Dataset excerpts
*****

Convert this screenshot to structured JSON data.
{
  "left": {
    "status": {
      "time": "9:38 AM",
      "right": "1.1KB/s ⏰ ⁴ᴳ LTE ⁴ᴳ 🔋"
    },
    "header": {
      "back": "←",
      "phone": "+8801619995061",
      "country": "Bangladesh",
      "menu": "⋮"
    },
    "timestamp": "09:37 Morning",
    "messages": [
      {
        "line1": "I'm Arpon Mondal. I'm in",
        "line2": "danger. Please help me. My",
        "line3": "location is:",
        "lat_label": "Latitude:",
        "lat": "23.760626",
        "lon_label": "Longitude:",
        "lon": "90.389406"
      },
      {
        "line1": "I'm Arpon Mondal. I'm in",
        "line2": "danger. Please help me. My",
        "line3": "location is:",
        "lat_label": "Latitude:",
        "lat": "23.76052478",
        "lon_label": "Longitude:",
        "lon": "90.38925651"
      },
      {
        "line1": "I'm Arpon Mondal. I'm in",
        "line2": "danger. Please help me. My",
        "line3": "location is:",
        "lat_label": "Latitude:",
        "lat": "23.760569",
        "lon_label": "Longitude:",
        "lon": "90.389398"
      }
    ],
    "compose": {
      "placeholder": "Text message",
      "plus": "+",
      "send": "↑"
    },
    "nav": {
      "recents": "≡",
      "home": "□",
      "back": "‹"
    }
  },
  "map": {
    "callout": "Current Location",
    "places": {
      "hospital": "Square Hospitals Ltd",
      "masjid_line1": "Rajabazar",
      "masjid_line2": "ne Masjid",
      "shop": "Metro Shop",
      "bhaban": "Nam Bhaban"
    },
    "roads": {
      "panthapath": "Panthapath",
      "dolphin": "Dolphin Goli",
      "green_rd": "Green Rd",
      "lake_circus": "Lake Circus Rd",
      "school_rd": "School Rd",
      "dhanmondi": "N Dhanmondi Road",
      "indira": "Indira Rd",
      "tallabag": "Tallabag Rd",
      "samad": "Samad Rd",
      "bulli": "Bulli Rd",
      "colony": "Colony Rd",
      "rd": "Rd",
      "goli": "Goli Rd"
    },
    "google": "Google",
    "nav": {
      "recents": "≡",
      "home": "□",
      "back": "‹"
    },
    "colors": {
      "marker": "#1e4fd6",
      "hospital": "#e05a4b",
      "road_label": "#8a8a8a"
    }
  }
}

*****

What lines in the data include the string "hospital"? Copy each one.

— WRITTEN RESPONSE —
      "hospital": "Square Hospitals Ltd",
      "hospital": "#e05a4b",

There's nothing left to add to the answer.